Posts Tagged ‘senate bill’

Part of the cost-savings in the House reconciliation bill would come from reducing the amount of disproportionate share hospital (“DSH”) payments Medicare makes to hospitals that serve a disproportionate number of low income people. As enacted by the Senate, the health reform bill replaces the existing DSH adjustment


The Kaiser Family Foundation has published a table that compares the provisions in the House- and Senate-passed  bills and in President Obama’s recent proposal.  You can download it here. For just the key provisions affecting Medicare program, see this link.


The Commonwealth Fund has developed interactive tables for side-by-side comparisons of the system reforms and insurance coverage provisions in the two health reform bills.  After clicking on the link, check the box for the House bill or the Senate bill (both if you want to see a comparison), then click on the subject matter that […]

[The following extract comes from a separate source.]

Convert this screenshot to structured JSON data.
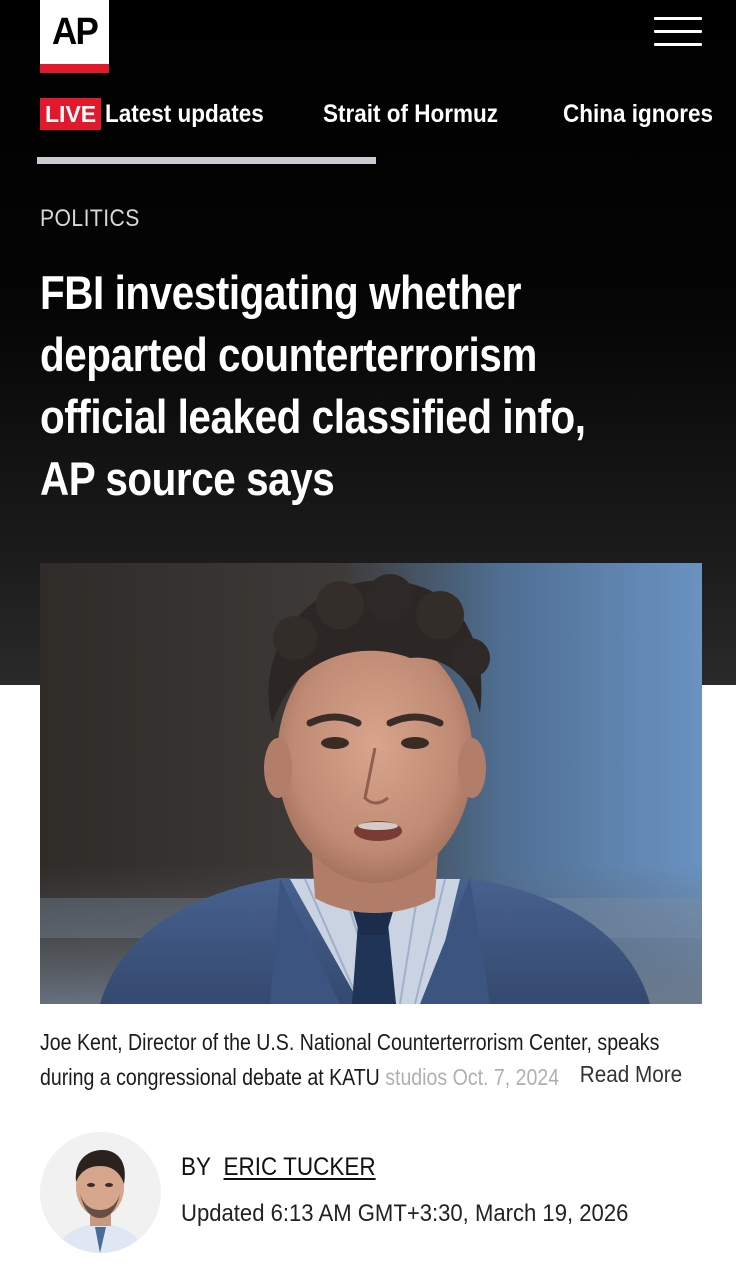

Health reform isn’t just about insurance reform.  If enacted, it is likely that health reform will provide a major boost to primary care health resources for underserved communities. Federally qualified health centers (FQHCs) are locally-based community health centers designed to provide primary care to medically underserved areas and populations and to


Here is an interesting comparison of the House and Senate bills prepared by Tri-Committee House staff; budget and coverage data are from the Congressional Budget Office or the Joint Committee on Taxation.


Under health reform, federal law would finally require private health insurance companies to pay hospitals that treat real medical emergencies for that care.


The law firm of Mintz Levin has published a nice summary of provisions in the House and Senate bills intended to combat fraud and abuse.   See it here.


The bill passed by the Senate on December 24 keeps intact the immediately-effective consumer protections outlined in my first post on this blog and makes one of them stronger. As initially proposed, the Senate bill required health insurers to file annual reports showing the percentage of total premium revenue spent on – (a)      direct healthcare […]


The link to the Senate Bill (H.R. 3590) is now to the final version of the bill, as passed by the Senate December 24, 2009.


To the extent that searching for particular section numbers in the Senate Democrats’ “Managers’ Amendment” can justify such a conclusion, I have determined that none of the materials in my recent posts relating to nursing homes would be affected by the new version of the bill.